Which Joe gave his name to ‘sloppy joes’? We look at five interesting sandwiches and their lexical origins.
1‘I don't want him meddling in our affairs’
interfere, butt in, intrude, intervene, interlope, pry, poke, nose, busybody, interpose, obtrude, thrust
informal stick one's nose in, horn in, muscle in, snoop, put one's oar in, stick one's oar in, mess with
North American informal kibitz
mind one's own business
2‘you have no right to come in here meddling with my things’
fiddle, interfere, tamper, tinker, monkey
handle without permission, touch without permission, finger
informal dick around
British informal muck about, muck around
We take a look at several popular, though confusing, punctuation marks.
From Afghanistan to Zimbabwe, discover surprising and intriguing language facts from around the globe.

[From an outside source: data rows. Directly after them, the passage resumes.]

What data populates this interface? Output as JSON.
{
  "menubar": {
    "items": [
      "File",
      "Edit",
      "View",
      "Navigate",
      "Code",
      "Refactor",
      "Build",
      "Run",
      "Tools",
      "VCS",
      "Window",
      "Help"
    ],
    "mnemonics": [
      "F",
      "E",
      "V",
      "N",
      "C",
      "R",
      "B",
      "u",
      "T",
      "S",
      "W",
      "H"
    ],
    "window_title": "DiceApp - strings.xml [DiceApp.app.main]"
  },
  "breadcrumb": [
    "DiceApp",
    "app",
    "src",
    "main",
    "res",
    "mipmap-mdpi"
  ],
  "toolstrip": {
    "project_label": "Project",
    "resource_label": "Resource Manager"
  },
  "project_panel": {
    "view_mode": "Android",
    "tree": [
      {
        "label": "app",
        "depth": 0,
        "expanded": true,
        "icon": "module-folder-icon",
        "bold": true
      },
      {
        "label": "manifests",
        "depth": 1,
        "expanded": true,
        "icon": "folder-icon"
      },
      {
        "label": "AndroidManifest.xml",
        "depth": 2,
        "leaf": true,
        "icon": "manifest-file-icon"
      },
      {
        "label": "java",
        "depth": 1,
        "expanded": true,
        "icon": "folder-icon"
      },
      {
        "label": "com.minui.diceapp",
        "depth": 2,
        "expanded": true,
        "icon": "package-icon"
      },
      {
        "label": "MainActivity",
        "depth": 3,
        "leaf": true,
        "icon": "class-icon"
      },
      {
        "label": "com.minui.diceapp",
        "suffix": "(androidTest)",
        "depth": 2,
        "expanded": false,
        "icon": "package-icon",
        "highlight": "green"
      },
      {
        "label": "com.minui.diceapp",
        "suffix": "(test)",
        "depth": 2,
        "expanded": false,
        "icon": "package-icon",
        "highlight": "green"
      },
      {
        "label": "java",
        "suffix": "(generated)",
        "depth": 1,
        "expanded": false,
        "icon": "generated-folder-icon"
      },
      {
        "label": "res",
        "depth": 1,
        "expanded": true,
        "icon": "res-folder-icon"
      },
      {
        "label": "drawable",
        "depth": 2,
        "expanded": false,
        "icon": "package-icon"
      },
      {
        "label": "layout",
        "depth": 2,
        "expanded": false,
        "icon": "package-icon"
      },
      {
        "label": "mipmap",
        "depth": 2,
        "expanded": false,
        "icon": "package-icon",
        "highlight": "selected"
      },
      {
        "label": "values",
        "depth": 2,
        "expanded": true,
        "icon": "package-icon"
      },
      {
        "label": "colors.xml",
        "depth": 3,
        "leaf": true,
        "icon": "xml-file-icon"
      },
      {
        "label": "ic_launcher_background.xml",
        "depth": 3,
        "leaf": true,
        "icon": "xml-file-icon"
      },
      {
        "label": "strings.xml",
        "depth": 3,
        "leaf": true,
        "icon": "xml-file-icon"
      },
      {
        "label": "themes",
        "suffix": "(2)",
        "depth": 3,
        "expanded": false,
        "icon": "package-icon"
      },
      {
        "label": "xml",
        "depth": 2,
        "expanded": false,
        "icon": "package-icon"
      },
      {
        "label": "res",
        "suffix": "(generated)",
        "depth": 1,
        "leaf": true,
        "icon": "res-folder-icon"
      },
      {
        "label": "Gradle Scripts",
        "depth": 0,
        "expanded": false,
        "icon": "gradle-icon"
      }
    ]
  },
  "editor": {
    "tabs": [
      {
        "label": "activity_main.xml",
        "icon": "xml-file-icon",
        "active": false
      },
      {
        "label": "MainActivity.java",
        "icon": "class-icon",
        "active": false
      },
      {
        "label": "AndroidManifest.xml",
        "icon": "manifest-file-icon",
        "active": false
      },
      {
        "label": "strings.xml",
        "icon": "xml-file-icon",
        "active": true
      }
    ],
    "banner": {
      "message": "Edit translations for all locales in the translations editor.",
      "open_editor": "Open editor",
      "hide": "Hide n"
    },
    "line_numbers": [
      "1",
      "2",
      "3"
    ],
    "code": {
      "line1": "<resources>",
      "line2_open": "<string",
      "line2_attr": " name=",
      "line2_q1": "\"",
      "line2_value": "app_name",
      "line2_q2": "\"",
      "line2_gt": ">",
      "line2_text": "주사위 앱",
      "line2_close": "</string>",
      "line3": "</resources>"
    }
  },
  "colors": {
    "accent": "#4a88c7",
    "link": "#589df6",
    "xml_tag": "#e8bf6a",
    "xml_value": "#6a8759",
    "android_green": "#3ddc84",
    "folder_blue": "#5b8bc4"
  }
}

The definitions of ‘buddy’ and ‘bro’ in the OED have recently been revised. We explore their history and increase in popularity.